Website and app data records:
--

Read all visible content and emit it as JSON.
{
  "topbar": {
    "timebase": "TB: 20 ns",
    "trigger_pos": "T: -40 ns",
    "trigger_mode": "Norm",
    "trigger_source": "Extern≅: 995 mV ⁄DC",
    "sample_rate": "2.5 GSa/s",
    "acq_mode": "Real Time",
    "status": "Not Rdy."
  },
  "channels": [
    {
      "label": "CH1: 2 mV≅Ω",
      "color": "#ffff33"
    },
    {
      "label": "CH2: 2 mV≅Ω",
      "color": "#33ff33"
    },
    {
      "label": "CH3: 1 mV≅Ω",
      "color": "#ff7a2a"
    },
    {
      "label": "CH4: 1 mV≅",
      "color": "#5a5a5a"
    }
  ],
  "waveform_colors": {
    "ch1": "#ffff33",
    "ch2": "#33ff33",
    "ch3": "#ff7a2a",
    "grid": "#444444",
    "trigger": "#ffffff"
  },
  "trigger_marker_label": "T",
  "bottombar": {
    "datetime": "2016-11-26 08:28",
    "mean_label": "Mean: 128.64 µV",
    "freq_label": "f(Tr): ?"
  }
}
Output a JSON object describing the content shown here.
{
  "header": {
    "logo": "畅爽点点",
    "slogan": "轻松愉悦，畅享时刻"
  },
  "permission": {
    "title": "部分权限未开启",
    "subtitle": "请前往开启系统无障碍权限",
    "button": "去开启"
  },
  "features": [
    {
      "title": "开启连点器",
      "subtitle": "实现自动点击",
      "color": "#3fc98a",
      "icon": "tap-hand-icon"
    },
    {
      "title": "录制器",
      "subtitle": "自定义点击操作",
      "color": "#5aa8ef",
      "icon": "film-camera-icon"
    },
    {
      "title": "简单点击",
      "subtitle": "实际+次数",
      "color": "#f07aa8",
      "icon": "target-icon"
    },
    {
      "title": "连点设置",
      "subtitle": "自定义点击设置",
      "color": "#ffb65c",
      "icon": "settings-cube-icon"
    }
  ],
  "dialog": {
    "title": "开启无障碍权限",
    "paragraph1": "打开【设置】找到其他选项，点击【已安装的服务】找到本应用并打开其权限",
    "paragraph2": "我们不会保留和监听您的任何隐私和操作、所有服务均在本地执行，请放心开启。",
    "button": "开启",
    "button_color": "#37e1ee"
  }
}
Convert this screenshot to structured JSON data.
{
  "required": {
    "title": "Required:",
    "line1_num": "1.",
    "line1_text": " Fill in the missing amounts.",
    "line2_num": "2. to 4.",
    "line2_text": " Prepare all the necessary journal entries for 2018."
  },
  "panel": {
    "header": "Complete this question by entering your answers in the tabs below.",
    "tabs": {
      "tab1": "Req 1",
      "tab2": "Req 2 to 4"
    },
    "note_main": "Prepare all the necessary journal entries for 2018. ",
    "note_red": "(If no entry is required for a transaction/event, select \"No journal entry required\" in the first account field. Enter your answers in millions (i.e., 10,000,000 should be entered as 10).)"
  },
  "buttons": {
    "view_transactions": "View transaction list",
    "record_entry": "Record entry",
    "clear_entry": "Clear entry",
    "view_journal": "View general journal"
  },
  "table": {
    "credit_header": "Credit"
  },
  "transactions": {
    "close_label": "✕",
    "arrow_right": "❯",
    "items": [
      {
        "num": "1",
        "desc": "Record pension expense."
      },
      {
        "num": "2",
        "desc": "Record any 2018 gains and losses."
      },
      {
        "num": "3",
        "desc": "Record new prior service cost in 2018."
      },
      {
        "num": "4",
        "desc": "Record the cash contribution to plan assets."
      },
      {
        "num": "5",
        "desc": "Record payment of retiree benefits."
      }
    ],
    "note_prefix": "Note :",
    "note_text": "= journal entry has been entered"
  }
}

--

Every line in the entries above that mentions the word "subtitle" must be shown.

■ Answer area:
    "subtitle": "请前往开启系统无障碍权限",
      "subtitle": "实现自动点击",
      "subtitle": "自定义点击操作",
      "subtitle": "实际+次数",
      "subtitle": "自定义点击设置",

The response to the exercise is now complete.